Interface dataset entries
....
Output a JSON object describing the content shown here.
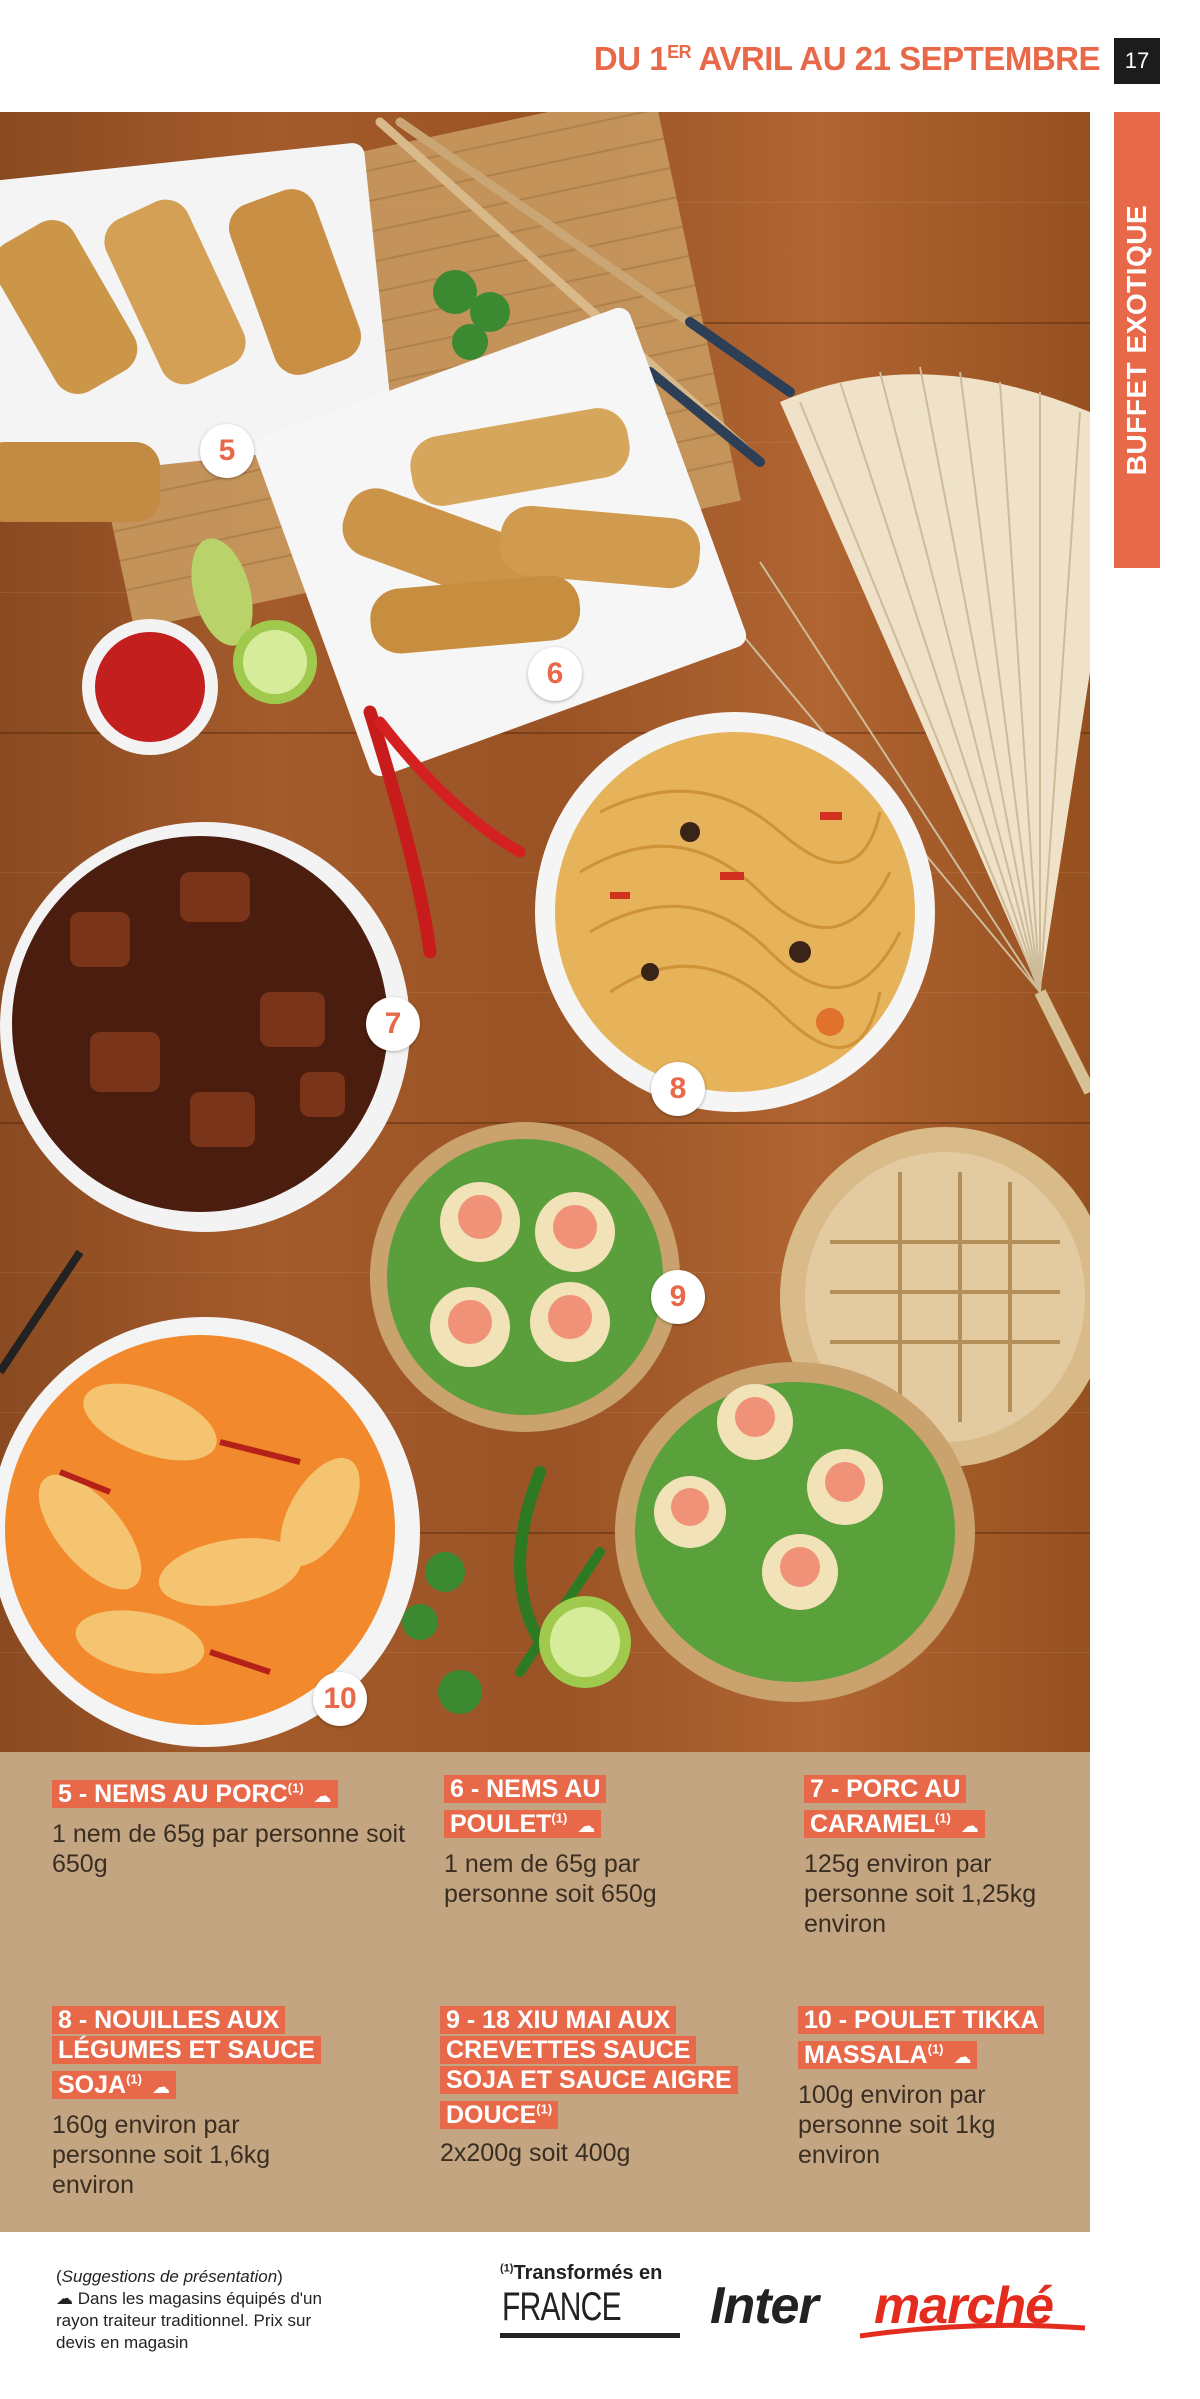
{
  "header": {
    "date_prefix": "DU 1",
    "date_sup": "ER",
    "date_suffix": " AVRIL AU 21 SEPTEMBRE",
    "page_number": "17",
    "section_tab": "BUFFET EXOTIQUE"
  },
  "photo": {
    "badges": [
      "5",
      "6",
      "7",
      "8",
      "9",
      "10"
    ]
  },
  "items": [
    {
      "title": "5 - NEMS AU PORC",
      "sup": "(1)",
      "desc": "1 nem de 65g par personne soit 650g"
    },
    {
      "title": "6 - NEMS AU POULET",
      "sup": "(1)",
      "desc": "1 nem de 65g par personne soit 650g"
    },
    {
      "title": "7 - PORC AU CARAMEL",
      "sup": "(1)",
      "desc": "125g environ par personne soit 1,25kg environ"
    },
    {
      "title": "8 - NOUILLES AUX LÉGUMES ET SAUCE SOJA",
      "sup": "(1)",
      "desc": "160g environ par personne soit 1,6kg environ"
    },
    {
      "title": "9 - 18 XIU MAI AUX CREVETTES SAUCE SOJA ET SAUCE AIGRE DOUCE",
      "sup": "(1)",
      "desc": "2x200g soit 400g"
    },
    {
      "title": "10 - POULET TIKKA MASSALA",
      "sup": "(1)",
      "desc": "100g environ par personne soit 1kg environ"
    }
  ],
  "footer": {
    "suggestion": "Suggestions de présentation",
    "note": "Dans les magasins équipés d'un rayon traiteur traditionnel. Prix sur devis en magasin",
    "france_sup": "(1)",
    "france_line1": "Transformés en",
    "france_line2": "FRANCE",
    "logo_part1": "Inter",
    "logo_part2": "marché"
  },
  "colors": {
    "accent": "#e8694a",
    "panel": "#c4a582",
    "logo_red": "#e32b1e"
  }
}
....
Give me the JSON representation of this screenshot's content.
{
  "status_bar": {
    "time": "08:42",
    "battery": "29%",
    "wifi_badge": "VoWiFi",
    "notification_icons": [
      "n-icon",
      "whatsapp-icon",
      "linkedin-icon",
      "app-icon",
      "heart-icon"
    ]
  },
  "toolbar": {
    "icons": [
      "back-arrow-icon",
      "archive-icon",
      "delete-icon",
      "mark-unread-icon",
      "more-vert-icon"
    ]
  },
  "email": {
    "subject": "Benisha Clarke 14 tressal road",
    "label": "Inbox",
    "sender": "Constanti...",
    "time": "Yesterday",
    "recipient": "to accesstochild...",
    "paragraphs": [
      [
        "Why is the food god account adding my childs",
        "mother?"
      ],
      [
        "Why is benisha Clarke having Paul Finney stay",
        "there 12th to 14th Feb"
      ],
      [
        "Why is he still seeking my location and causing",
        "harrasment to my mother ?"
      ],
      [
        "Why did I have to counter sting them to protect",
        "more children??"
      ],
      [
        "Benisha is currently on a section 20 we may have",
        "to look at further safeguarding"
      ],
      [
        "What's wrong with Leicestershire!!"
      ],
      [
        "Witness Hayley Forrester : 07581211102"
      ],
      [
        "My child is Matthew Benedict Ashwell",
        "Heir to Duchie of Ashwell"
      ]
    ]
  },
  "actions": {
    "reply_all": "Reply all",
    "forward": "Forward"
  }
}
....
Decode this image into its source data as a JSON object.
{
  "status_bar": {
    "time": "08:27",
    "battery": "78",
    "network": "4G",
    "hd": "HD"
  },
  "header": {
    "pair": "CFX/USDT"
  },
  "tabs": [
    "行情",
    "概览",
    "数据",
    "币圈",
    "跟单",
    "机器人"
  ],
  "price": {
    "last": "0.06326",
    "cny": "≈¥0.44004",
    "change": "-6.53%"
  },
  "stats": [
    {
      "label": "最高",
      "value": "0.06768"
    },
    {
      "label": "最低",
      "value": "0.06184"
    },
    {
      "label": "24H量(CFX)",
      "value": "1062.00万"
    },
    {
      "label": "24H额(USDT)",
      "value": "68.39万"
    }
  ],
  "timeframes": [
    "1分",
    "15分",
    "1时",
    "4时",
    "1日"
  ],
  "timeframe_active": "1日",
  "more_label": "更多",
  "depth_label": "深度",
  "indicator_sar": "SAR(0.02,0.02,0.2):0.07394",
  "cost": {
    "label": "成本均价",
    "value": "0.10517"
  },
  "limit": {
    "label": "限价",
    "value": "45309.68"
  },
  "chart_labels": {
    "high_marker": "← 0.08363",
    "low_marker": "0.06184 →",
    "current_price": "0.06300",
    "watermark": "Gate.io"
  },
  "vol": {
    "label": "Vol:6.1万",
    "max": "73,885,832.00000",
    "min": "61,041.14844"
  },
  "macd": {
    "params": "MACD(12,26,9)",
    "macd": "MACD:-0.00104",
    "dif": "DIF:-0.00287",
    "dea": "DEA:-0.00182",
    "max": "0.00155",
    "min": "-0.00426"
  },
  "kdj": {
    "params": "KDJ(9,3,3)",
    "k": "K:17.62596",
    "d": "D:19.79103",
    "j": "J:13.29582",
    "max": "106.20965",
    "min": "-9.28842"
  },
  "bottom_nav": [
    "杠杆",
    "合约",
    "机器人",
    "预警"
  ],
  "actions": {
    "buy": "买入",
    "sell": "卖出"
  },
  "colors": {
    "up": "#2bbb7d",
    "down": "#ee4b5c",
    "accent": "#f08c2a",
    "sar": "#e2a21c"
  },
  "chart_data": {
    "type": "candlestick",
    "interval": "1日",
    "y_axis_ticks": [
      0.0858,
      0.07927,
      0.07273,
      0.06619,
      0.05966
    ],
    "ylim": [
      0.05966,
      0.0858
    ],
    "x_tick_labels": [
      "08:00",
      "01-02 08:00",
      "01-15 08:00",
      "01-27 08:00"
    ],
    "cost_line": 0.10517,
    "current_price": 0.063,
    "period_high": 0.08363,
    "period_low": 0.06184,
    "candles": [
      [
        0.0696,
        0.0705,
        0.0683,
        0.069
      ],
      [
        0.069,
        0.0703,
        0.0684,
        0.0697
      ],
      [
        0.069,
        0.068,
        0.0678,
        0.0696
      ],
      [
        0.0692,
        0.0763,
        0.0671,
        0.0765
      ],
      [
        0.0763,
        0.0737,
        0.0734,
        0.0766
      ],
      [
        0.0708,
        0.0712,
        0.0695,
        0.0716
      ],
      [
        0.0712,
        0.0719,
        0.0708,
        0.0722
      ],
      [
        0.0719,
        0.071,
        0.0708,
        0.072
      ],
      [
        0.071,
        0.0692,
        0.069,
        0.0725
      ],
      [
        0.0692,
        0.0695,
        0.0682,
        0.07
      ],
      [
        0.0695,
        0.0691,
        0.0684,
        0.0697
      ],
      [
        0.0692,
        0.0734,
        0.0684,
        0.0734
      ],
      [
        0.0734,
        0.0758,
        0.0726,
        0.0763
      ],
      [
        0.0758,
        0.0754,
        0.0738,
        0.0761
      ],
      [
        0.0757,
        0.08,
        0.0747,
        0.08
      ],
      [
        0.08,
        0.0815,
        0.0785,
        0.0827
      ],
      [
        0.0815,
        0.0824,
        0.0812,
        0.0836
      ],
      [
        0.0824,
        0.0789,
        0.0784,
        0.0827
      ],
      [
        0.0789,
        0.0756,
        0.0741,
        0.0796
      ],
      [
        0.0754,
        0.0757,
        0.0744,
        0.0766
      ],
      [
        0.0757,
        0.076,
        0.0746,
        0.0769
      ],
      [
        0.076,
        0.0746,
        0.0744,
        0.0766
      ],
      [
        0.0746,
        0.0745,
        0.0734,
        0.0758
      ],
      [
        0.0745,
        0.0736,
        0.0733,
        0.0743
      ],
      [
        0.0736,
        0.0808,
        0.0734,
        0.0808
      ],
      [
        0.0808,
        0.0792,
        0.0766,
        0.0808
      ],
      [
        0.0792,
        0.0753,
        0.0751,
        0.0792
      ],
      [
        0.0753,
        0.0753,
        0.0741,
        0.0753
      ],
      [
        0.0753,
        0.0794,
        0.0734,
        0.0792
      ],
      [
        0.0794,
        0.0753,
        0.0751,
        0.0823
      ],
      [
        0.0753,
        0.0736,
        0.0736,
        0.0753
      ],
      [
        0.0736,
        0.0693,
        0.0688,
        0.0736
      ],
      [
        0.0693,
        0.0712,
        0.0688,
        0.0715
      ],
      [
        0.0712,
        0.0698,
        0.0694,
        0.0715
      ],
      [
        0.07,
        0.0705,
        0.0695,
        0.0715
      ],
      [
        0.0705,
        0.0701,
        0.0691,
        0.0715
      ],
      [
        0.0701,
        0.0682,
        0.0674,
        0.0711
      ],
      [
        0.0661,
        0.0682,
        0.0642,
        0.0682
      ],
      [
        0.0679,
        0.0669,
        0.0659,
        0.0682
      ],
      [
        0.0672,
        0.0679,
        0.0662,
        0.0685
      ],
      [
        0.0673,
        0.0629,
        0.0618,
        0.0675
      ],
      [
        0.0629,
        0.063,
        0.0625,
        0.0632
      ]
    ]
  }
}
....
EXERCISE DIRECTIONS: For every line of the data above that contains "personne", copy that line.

EXERCISE ANSWER:
      "desc": "1 nem de 65g par personne soit 650g"
      "desc": "1 nem de 65g par personne soit 650g"
      "desc": "125g environ par personne soit 1,25kg environ"
      "desc": "160g environ par personne soit 1,6kg environ"
      "desc": "100g environ par personne soit 1kg environ"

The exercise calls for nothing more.